Print Friendly

46 Comments on “Higgs Boson, Huh?”

  • Annual Moroon Shimps says:

    Job Well Done Jason …………was wonder what Higgs Boson the so called -god particle is . U explained in simple words … gees! great job .

  • hale says:

    Wait, how did he discover these particles using math?

    • Jason Kendall says:

      Good question, Hale! Well the best way to answer it is with an analogy. First, think of a string being plucked on a guitar or violin. The string vibrates back and forth. And if you take a high-speed movie of it, you’ll see the string wave back and forth, with the string seeming to move like a water wave. Now we can calculate with math the length of the waves on the string, but we at least know they have to be shorter than the neck of the guitar or violin. Now, if we look closely at the super-speed movies, then we’ll see that the higher the pitch the more “standing waves” there are on the string, and therefore the shorter the wavelength. Funny thing is that we can calculate with math, exactly what pitches are allowed to be played on a given string. So, we can predict with the math what pitches we should hear. So, if you wanted to make in advance a string instrument that plays low pitches, you need long wavelengths (like a standup bass). This all goes by way of saying the math provides a guide to building the machine to get a result. In the same way, the energy of the Higgs Boson was predicted by the math of Particle Theory, and so a machine had to be built that could make things that had that much energy to make them.

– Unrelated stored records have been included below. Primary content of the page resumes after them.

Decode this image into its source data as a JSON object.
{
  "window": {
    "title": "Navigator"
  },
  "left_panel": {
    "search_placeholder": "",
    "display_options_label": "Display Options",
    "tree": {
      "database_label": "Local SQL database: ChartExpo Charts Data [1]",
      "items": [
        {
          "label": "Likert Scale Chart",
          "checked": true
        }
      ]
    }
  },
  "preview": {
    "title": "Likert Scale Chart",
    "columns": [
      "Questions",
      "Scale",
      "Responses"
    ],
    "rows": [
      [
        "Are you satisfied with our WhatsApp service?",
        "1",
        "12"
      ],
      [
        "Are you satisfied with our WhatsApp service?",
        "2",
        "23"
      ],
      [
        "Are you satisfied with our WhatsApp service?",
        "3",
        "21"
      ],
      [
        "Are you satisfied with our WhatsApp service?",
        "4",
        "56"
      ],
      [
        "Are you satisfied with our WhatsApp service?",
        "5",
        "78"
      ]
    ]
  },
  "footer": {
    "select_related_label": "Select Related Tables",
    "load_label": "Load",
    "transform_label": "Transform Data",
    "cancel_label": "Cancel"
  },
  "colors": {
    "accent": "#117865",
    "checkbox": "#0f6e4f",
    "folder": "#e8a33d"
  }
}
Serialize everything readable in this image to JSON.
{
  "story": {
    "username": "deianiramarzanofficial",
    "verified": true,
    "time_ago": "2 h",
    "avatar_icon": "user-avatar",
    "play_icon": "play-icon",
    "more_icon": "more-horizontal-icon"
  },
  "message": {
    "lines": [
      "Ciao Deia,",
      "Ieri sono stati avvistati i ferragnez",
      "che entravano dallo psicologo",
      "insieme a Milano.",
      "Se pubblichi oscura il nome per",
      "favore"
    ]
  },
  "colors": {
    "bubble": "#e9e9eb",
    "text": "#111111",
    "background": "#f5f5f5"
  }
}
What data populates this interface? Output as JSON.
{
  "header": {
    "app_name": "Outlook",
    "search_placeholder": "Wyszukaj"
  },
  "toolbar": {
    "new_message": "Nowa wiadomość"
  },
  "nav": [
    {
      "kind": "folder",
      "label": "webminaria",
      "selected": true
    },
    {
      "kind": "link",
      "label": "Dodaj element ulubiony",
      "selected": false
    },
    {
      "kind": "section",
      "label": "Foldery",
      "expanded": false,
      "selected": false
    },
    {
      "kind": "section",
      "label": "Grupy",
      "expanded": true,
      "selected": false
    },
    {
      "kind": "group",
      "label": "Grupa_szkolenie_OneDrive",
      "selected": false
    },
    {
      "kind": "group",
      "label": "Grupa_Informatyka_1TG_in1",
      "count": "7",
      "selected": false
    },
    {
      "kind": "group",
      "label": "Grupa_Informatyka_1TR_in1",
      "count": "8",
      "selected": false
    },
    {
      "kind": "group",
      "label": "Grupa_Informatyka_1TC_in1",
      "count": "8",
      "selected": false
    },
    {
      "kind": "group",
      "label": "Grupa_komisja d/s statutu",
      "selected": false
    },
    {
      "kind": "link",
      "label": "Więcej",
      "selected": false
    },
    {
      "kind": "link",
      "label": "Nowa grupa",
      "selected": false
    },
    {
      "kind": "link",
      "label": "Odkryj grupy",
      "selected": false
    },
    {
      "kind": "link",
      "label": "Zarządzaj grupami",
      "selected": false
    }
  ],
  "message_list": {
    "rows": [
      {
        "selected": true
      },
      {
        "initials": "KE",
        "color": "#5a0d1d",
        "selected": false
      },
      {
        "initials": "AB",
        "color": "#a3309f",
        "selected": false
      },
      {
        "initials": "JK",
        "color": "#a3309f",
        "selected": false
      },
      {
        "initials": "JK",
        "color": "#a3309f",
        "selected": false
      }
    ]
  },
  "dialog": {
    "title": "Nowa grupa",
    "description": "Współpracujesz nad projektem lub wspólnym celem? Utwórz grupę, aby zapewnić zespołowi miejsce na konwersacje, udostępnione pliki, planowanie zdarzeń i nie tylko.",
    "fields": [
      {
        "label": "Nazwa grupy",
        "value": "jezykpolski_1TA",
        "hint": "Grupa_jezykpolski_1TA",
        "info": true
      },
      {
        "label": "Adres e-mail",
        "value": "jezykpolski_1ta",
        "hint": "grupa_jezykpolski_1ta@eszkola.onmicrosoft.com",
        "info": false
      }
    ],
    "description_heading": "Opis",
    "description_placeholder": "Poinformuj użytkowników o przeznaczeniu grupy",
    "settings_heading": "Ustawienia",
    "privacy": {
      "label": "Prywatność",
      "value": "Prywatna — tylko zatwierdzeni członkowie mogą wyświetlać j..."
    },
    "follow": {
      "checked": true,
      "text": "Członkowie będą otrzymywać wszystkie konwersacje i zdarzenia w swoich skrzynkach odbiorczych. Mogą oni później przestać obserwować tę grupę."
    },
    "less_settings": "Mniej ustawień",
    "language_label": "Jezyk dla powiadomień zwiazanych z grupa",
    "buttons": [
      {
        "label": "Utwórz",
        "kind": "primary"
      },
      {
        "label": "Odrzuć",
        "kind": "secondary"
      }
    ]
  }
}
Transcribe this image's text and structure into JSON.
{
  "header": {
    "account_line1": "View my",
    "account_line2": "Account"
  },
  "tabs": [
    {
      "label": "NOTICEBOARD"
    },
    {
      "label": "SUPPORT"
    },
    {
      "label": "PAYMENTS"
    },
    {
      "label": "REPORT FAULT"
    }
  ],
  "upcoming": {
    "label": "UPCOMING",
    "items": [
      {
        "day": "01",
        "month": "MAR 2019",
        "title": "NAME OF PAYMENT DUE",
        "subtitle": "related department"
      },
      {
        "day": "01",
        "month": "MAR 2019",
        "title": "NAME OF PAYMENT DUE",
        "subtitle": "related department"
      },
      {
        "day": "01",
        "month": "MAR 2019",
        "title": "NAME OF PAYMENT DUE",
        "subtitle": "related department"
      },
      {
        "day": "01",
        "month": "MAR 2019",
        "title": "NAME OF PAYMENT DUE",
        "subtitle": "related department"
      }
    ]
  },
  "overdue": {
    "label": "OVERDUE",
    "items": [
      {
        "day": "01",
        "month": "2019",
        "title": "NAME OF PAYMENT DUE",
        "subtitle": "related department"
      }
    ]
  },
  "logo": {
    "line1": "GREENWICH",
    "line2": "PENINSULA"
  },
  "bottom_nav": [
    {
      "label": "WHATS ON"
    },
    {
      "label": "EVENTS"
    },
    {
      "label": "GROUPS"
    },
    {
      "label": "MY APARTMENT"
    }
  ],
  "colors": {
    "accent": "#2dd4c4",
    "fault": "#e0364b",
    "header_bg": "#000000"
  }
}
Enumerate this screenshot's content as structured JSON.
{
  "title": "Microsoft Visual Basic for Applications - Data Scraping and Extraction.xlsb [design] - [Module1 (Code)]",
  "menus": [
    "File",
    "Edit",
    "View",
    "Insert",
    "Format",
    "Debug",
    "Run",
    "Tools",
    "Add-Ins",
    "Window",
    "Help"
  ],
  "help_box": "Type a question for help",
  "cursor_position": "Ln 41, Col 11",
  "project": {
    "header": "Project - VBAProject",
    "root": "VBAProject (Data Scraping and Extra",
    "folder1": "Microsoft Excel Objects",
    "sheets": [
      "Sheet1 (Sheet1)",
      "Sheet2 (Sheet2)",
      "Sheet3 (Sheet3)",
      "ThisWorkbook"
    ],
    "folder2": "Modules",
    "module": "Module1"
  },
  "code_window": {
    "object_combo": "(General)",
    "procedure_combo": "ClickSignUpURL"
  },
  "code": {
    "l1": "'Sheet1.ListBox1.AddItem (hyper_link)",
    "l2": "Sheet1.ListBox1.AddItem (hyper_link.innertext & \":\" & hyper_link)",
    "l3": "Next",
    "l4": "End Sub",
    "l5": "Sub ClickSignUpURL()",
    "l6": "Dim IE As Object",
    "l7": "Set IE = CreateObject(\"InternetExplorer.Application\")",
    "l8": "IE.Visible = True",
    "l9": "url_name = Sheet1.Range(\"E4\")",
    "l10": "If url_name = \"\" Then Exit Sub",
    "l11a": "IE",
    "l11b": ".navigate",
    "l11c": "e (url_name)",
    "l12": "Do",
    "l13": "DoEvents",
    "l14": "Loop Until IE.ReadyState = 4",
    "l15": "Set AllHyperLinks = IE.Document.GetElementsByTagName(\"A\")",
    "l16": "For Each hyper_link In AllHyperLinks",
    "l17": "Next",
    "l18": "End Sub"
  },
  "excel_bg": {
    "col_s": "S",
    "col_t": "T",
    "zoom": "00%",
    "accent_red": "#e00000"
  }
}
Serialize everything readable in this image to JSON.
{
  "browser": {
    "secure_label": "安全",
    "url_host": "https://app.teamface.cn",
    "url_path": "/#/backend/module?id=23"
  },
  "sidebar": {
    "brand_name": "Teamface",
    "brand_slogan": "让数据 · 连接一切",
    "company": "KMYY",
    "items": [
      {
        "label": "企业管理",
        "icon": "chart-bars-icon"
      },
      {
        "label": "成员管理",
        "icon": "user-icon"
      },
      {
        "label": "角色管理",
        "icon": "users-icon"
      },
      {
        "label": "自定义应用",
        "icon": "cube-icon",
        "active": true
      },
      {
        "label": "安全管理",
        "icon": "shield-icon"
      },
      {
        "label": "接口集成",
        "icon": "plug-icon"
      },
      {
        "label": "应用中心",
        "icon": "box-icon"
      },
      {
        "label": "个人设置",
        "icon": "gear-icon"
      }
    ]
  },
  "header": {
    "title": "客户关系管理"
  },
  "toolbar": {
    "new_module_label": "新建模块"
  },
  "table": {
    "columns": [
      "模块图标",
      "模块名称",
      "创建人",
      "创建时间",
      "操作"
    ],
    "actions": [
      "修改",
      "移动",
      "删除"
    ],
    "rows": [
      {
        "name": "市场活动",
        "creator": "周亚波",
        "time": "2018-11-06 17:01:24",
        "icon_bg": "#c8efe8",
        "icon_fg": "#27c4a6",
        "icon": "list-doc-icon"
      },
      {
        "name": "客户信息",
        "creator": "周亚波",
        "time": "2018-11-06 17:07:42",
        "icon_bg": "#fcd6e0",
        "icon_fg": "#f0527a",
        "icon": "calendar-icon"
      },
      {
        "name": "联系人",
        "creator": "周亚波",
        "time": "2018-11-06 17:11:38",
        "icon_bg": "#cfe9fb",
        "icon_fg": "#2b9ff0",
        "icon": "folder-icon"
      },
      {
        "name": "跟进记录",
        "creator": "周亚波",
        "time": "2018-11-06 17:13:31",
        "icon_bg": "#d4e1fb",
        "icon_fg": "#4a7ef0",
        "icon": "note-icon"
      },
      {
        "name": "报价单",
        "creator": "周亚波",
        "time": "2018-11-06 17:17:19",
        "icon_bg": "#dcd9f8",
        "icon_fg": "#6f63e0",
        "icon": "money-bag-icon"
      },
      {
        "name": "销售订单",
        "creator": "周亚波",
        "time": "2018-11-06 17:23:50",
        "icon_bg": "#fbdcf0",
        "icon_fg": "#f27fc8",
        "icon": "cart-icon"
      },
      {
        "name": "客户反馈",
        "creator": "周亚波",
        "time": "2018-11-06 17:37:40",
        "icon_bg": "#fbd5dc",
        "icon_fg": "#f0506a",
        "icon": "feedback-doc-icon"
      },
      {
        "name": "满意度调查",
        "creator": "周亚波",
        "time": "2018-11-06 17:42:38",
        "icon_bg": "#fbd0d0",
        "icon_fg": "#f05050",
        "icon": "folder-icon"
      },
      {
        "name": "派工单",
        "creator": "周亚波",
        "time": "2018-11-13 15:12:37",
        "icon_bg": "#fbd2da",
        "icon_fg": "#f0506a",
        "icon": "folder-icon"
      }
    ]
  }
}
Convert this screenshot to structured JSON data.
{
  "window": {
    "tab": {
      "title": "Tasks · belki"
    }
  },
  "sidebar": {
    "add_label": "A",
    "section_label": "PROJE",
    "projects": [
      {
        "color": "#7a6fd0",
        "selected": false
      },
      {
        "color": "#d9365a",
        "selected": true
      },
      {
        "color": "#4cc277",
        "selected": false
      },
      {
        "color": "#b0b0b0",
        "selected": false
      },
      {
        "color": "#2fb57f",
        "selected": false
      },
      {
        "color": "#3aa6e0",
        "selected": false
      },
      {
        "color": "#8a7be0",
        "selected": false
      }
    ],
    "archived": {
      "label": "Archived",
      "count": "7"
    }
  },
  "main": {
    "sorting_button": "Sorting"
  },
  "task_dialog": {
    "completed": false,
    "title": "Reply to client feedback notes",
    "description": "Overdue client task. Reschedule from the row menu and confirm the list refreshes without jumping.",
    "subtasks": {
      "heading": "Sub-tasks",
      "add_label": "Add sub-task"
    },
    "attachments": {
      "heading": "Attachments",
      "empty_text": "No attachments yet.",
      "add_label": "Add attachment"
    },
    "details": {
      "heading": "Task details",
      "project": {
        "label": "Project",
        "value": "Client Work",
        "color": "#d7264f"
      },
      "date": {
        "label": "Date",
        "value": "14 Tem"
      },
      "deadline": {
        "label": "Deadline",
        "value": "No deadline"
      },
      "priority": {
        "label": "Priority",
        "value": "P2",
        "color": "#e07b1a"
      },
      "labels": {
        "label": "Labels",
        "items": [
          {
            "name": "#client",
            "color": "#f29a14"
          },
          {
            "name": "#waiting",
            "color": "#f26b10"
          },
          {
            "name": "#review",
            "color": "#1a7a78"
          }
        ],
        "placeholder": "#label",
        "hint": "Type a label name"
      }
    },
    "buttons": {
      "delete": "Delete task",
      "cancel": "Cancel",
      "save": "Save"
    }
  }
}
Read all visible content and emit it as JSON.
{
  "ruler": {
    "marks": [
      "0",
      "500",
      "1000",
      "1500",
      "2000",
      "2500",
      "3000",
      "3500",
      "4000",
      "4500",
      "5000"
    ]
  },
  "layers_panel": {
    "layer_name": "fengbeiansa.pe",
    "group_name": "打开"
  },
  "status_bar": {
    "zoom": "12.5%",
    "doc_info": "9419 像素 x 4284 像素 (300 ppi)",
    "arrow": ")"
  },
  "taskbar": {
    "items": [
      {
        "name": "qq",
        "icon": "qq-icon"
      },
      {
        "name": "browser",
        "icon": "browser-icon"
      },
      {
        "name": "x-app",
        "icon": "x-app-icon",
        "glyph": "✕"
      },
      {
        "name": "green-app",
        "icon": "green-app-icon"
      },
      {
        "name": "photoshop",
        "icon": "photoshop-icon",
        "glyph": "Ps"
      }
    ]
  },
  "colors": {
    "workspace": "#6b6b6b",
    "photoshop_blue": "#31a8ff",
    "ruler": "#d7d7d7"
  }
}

To see strange wave effects, watch this:

Leave a Comment

If you’re under 13, please submit your parent’s email address so that we can get their permission.